South Africa’s Gauteng province contains an urban conglomeration made up of the municipalities of Johannesburg, Tshwane and Ekurhuleni. Home to nearly 13 million people, it is one of the largest urbanised regions in Africa. We collected 44,000kms of data from the city’s informally run public transport network, offering access to organisations looking to gain value from locally relevant information.
Extending deep into the peripheries of this sprawling city region, informally run public transport serves parts of Gauteng the formal network currently doesn’t reach. South Africa’s ubiquitous white minibus taxis address the demand for mobility created by the distance between people’s homes and the economic hubs they work in, something which remains a dominant post-apartheid spatial influence.
Access to data is inconsistent across public transport modes. Formal services are often fully or partially digitalised, sharing timetables, fare information, and journey planning services with passengers. Access to reliable data about informally run modes, however, is lacking. The province’s 2,800 routes serve millions of people, most of whom rely on their personal knowledge of the system, word of mouth, or the occasional signboard to work out where they are going. Individuals and businesses looking to benefit from contextual and locally relevant information find that data from the city’s major mobility network is unavailable.
This imbalance partially originates from the fact that informally run public transport has largely been excluded from the benefits of digitalisation. As a result, the system itself is harder to understand and use, and services which benefit from reliable and accessible data on these systems are impossible to develop. Overcoming this digital exclusion is a huge opportunity – for cities, citizens, and businesses. Collecting data from informally run public transport, though extremely complex because of the system’s demand-based operation, is essential to overcome this and make tangible, real-world value possible.
After spending much of 2017 collecting data in South Africa’s major metropolitan regions, and refining our technical and operational approach in the process, we’ve completed our largest project to date. WhereIsMyTransport’s Data Collection Coordinator Claire Enslin explains:
“The informally run public transport network in Gauteng expands beyond the administrative boundaries of its cities. We always collect data from the functional informally run network, ensuring accurate and reliable information.”
Running a Data Collection Project in Gauteng
Through online services and work with local project partners, we recruited and trained a team of data collectors. Working with those who live in the area and regularly use local systems means we were equipped with a team who had extensive knowledge of Gauteng’s informally run public transport and were able to offer valuable qualitative input throughout the collection process.
We developed unique technologies for collection which enable reliable data to be efficiently captured.
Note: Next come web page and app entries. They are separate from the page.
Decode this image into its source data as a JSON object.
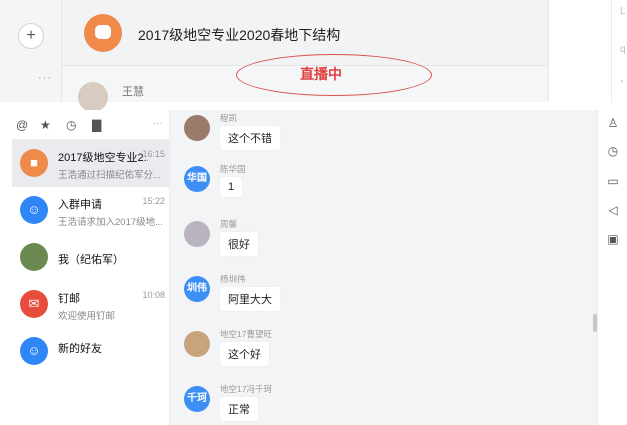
{
  "top_window": {
    "group_title": "2017级地空专业2020春地下结构",
    "member_name": "王慧",
    "live_label": "直播中",
    "dots": "···",
    "right_chars": [
      "L",
      "q",
      "、"
    ]
  },
  "sidebar": {
    "tools": [
      {
        "icon": "at-icon",
        "glyph": "@"
      },
      {
        "icon": "star-icon",
        "glyph": "★"
      },
      {
        "icon": "history-icon",
        "glyph": "◷"
      },
      {
        "icon": "document-icon",
        "glyph": "▇"
      },
      {
        "icon": "more-icon",
        "glyph": "···"
      }
    ],
    "sessions": [
      {
        "name": "2017级地空专业2...",
        "subtitle": "王浩通过扫描纪佑军分...",
        "time": "16:15",
        "avatar_color": "#f08a4b",
        "avatar_glyph": "■",
        "active": true
      },
      {
        "name": "入群申请",
        "subtitle": "王浩请求加入2017级地...",
        "time": "15:22",
        "avatar_color": "#2f86f6",
        "avatar_glyph": "☺",
        "active": false
      },
      {
        "name": "我（纪佑军）",
        "subtitle": "",
        "time": "",
        "avatar_color": "#6b8a52",
        "avatar_glyph": "",
        "active": false
      },
      {
        "name": "钉邮",
        "subtitle": "欢迎使用钉邮",
        "time": "10:08",
        "avatar_color": "#e84c3d",
        "avatar_glyph": "✉",
        "active": false
      },
      {
        "name": "新的好友",
        "subtitle": "",
        "time": "",
        "avatar_color": "#2f86f6",
        "avatar_glyph": "☺",
        "active": false
      }
    ]
  },
  "chat": {
    "messages": [
      {
        "sender": "程凯",
        "text": "这个不错",
        "avatar_text": "",
        "avatar_color": "#9a7b6a"
      },
      {
        "sender": "陈华国",
        "text": "1",
        "avatar_text": "华国",
        "avatar_color": "#3d8ff5"
      },
      {
        "sender": "周馨",
        "text": "很好",
        "avatar_text": "",
        "avatar_color": "#b9b4c0"
      },
      {
        "sender": "杨圳伟",
        "text": "阿里大大",
        "avatar_text": "圳伟",
        "avatar_color": "#3d8ff5"
      },
      {
        "sender": "地空17曹望旺",
        "text": "这个好",
        "avatar_text": "",
        "avatar_color": "#c9a37e"
      },
      {
        "sender": "地空17冯千珂",
        "text": "正常",
        "avatar_text": "千珂",
        "avatar_color": "#3d8ff5"
      }
    ]
  },
  "rail": {
    "icons": [
      {
        "name": "add-member-icon",
        "glyph": "♙"
      },
      {
        "name": "clock-icon",
        "glyph": "◷"
      },
      {
        "name": "folder-icon",
        "glyph": "▭"
      },
      {
        "name": "megaphone-icon",
        "glyph": "◁"
      },
      {
        "name": "tv-icon",
        "glyph": "▣"
      }
    ]
  }
}
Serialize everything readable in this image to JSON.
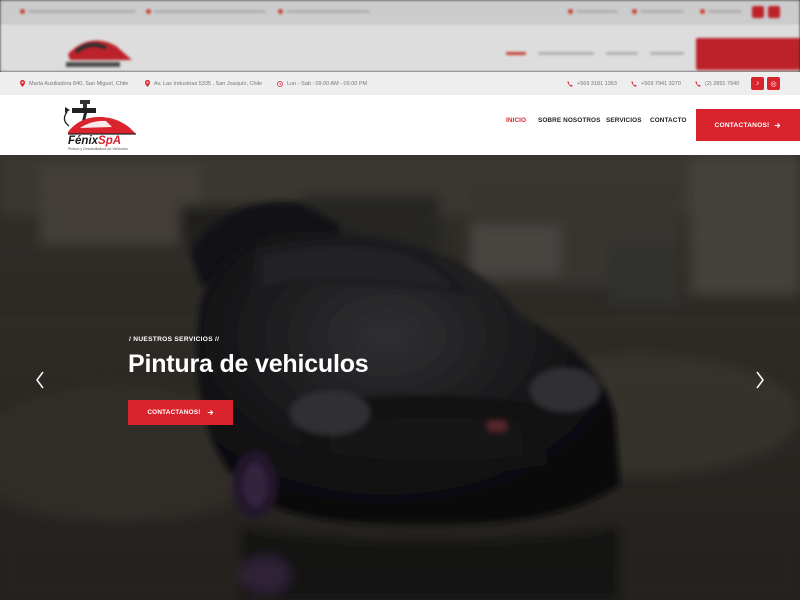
{
  "brand": {
    "name": "FénixSpA",
    "tagline": "Pintura y Desabolladura de Vehiculos",
    "accent": "#d9232d"
  },
  "infobar": {
    "addresses": [
      {
        "icon": "map-pin-icon",
        "text": "María Auxiliadora 840, San Miguel, Chile"
      },
      {
        "icon": "map-pin-icon",
        "text": "Av. Las Industrias 5335 , San Joaquín, Chile"
      }
    ],
    "hours": {
      "icon": "clock-icon",
      "text": "Lun - Sab : 09.00 AM - 09.00 PM"
    },
    "phones": [
      {
        "icon": "phone-icon",
        "text": "+569 3181 1363"
      },
      {
        "icon": "phone-icon",
        "text": "+569 7941 3270"
      },
      {
        "icon": "phone-icon",
        "text": "(2) 2891 7940"
      }
    ],
    "social": [
      {
        "icon": "tiktok-icon",
        "glyph": "♪"
      },
      {
        "icon": "instagram-icon",
        "glyph": "◎"
      }
    ]
  },
  "nav": {
    "items": [
      {
        "label": "INICIO",
        "active": true
      },
      {
        "label": "SOBRE NOSOTROS",
        "active": false
      },
      {
        "label": "SERVICIOS",
        "active": false
      },
      {
        "label": "CONTACTO",
        "active": false
      }
    ],
    "cta_label": "CONTACTANOS!"
  },
  "hero": {
    "eyebrow": "/ NUESTROS SERVICIOS //",
    "title": "Pintura de vehiculos",
    "cta_label": "CONTACTANOS!"
  }
}
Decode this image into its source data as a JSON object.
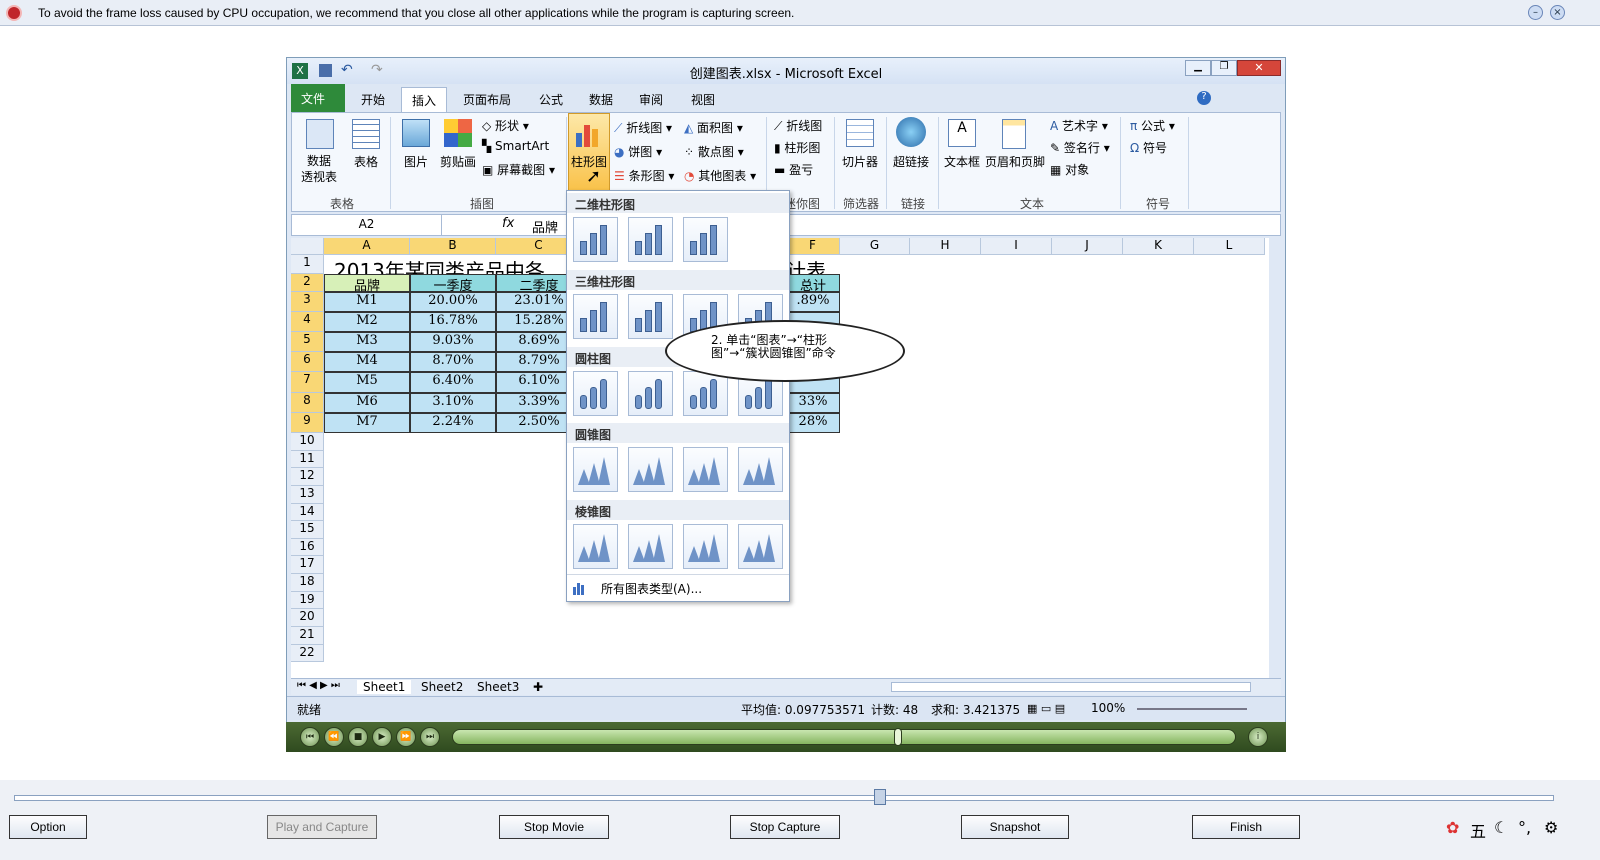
{
  "topbar": {
    "message": "To avoid the frame loss caused by CPU occupation, we recommend that you close all other applications while the program is capturing screen."
  },
  "excel": {
    "title": "创建图表.xlsx - Microsoft Excel",
    "tabs": [
      "文件",
      "开始",
      "插入",
      "页面布局",
      "公式",
      "数据",
      "审阅",
      "视图"
    ],
    "active_tab": "插入",
    "ribbon": {
      "pivot": "数据\n透视表",
      "table": "表格",
      "picture": "图片",
      "clipart": "剪贴画",
      "shapes": "形状",
      "smartart": "SmartArt",
      "screenshot": "屏幕截图",
      "column": "柱形图",
      "line": "折线图",
      "pie": "饼图",
      "bar": "条形图",
      "area": "面积图",
      "scatter": "散点图",
      "other": "其他图表",
      "spark_line": "折线图",
      "spark_col": "柱形图",
      "spark_wl": "盈亏",
      "slicer": "切片器",
      "hyperlink": "超链接",
      "textbox": "文本框",
      "header": "页眉和页脚",
      "wordart": "艺术字",
      "signature": "签名行",
      "object": "对象",
      "formula": "公式",
      "symbol": "符号",
      "groups": [
        "表格",
        "插图",
        "迷你图",
        "筛选器",
        "链接",
        "文本",
        "符号"
      ]
    },
    "namebox": "A2",
    "formula_value": "品牌",
    "columns": [
      "A",
      "B",
      "C",
      "F",
      "G",
      "H",
      "I",
      "J",
      "K",
      "L"
    ],
    "rows": [
      "1",
      "2",
      "3",
      "4",
      "5",
      "6",
      "7",
      "8",
      "9",
      "10",
      "11",
      "12",
      "13",
      "14",
      "15",
      "16",
      "17",
      "18",
      "19",
      "20",
      "21",
      "22"
    ],
    "sheet_title_left": "2013年某同类产品中各",
    "sheet_title_right": "计表",
    "headers": [
      "品牌",
      "一季度",
      "二季度"
    ],
    "header_right": "总计",
    "table": [
      [
        "M1",
        "20.00%",
        "23.01%"
      ],
      [
        "M2",
        "16.78%",
        "15.28%"
      ],
      [
        "M3",
        "9.03%",
        "8.69%"
      ],
      [
        "M4",
        "8.70%",
        "8.79%"
      ],
      [
        "M5",
        "6.40%",
        "6.10%"
      ],
      [
        "M6",
        "3.10%",
        "3.39%"
      ],
      [
        "M7",
        "2.24%",
        "2.50%"
      ]
    ],
    "right_col": [
      ".89%",
      "",
      "",
      "",
      "",
      "33%",
      "28%"
    ],
    "sheets": [
      "Sheet1",
      "Sheet2",
      "Sheet3"
    ],
    "status": {
      "ready": "就绪",
      "average": "平均值: 0.097753571",
      "count": "计数: 48",
      "sum": "求和: 3.421375",
      "zoom": "100%"
    }
  },
  "dropdown": {
    "sections": [
      "二维柱形图",
      "三维柱形图",
      "圆柱图",
      "圆锥图",
      "棱锥图"
    ],
    "all_types": "所有图表类型(A)..."
  },
  "callout": "2. 单击“图表”→“柱形图”→“簇状圆锥图”命令",
  "bottom": {
    "option": "Option",
    "play": "Play and Capture",
    "stop_movie": "Stop Movie",
    "stop_capture": "Stop Capture",
    "snapshot": "Snapshot",
    "finish": "Finish"
  }
}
Our bespoke mobile application collects route data and metadata, including on- and off-peak timings, common stopping points, fares, and frequency. Collecting data through an in-house mobile application built specifically for the unique nature of informally run public transport enabled efficient collection with less risk of human error.
For maximum accuracy, all data collected in Gauteng was verified through human and computational means. During daily alignment meetings with our collection team, we planned for the day ahead and undertook one-to-one sessions to go through their tracking data in detail. During these sessions, we validated all route information as well as discussed important exceptions, including unidirectional routes, unusual days of operation, or any piece of information which could be flagged as an error.
Our Data Collection Coordinator Graeme Leighton explains that “we meet with our data collection team every day, talking to them about their overall experience – not just the data they’ve collected.” Enslin adds, “we understand the usefulness of this qualitative input and value its role in our data collection service.”
Data is further validated by our unique backend tools which clean and ‘snap’ data to the actual road network. Our approach ensures that all active routes are collected, resulting in data of the highest possible standard.
For Gauteng, our industry-leading project management and technical processes meant that on-the-ground data collection of over 2,800 unique routes, 44,000kms in length, took less than 4 weeks. After running data collection projects in all South Africa’s major metropolitan regions in the last year, our technologies, methodologies and team mean we’re equipped to efficiently collect public transport data in cities of any size.
The Potential of Public Transport Data Access in Gauteng and Beyond
The potential for this information begins after the data collection process is complete. For Gauteng’s cities and the other regions collected by WhereIsMyTransport, comprehensive data from the on-the-ground reality of informally run public transport is now available.
The value of this data is significant. Understanding centres of activity is enabled, making data-driven decisions possible. Location data can be integrated into existing tools, providing the basis for intelligence, insights and analysis. Organisations can increase both their value to users and geographical reach through integrating locally relevant information – such as the location of routes or stops – in digital services like maps, on-demand transport, or journey planning.
On this milestone, our CEO Devin de Vries says:
“This data collection milestone is significant not just because of the task of digitalising public transport information in an urban mega region, but because it means that unparalleled public transport data is now available from all of South Africa’s major metropolitan regions. The expansive data reach of WhereIsMyTransport is the best in industry, making us a reliable partner for individuals and organisations looking to add value through locally relevant information in African cities.”
We’re working with partners who share our belief in the potential of this data for Gauteng’s cities and beyond. Could your business benefit from the unique opportunity of public transport data from South Africa’s cities? Click here to get in touch.